You may find a fighting guinea pig makes this noise, accompanied with the bearing of its teeth. Complaining or moaning: Its thought Guinea pigs make the noise when they want some personal space, or to tell other piggys or people to back off. Shrieking: This high pitched noise means your piggy is really upset, frightened or scared.

Hissing: Your piggy will make this sound as a warning sign, and to tell other Guinea pigs or humans to back off. Consider whether youve changed your Guinea pigs washing powder recently, or if any room scents or deodrants have been used near your piggy.

Have you ever looked at your pet and thought, Just what is going on in that brain of yours? Well, Young Post has been getting the pawriffic low-down from vets and other animal experts to help you interpret your furry friends behaviour and what it could be thinking.

Guinea pigs wheek when they are excited in anticipation of something they enjoy such as food or yummy treats. In adult guinea pigs, males and females coo as a way of showing affection for each other.
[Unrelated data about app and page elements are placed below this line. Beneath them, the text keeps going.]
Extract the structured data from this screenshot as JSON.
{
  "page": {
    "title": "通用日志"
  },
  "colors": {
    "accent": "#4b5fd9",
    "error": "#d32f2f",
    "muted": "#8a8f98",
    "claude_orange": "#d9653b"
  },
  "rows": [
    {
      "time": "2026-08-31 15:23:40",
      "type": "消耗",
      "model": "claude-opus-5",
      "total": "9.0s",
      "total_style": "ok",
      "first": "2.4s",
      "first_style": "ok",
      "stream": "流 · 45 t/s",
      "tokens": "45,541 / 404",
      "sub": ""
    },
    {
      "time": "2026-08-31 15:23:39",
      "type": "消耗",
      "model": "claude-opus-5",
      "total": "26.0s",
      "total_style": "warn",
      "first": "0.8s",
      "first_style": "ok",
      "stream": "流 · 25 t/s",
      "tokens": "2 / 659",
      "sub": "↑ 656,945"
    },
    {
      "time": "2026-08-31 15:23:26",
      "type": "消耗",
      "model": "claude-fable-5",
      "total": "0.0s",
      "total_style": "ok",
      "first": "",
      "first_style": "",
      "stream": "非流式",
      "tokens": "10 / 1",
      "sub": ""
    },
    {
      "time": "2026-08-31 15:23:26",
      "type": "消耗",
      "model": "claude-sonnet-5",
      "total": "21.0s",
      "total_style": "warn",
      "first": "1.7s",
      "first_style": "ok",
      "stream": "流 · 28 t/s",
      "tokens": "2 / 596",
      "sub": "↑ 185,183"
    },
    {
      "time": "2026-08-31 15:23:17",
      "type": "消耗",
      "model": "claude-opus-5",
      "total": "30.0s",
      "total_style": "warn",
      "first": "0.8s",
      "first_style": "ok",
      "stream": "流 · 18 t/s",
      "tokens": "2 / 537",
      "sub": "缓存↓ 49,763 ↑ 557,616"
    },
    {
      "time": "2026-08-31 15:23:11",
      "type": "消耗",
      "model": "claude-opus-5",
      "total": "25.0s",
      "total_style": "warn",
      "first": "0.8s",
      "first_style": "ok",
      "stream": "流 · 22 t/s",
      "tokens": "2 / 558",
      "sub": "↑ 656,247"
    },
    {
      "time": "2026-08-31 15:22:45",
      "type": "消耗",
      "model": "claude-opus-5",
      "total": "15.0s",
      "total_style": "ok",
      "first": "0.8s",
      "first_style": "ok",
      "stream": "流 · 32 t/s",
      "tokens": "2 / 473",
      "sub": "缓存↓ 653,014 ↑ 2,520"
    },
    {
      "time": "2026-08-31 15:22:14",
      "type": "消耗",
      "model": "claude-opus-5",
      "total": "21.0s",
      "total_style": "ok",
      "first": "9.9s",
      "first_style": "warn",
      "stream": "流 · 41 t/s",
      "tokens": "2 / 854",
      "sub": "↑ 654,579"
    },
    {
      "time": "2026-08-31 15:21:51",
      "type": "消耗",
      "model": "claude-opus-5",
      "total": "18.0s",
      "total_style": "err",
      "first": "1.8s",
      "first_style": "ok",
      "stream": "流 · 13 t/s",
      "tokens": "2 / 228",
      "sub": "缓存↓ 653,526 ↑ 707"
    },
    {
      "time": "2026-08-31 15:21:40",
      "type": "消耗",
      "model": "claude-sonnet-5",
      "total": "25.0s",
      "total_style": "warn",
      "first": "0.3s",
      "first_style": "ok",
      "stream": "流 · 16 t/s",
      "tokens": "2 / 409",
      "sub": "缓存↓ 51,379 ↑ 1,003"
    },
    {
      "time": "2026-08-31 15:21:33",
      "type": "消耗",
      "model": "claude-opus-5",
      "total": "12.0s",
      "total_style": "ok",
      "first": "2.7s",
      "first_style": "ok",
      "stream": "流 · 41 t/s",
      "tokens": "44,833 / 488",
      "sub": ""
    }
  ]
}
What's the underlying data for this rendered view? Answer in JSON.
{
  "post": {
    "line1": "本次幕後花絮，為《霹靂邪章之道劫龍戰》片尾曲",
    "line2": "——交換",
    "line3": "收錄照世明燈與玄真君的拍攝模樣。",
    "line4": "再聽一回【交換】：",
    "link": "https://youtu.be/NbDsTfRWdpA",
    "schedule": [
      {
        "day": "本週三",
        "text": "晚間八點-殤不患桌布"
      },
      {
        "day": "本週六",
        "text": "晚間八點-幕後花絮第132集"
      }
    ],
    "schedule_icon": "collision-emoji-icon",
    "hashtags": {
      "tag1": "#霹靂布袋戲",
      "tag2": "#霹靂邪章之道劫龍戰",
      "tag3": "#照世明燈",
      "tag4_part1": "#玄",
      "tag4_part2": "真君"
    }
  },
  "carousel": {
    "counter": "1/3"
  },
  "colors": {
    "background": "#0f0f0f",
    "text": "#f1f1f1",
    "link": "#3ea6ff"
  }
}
Then, slowly reintroduce the two for short periods of time until the chattering quiets and hierarchy (yes, that does happen in the world of guinea pigs) is established. But when guinea pigs do this, it might look as if they are in a trance-like state eyes wide open as they stare blankly into space. So if you hear chirping, it might not be a bad idea to give your piggy a little love.

Answers provided by Dr Kris Koh, veterinary surgeon at Vet Affinity, Singapore This week, were finding out what guinea pigs are trying to tell us through their delightful and sometimes overbearing squeaks and wheeks.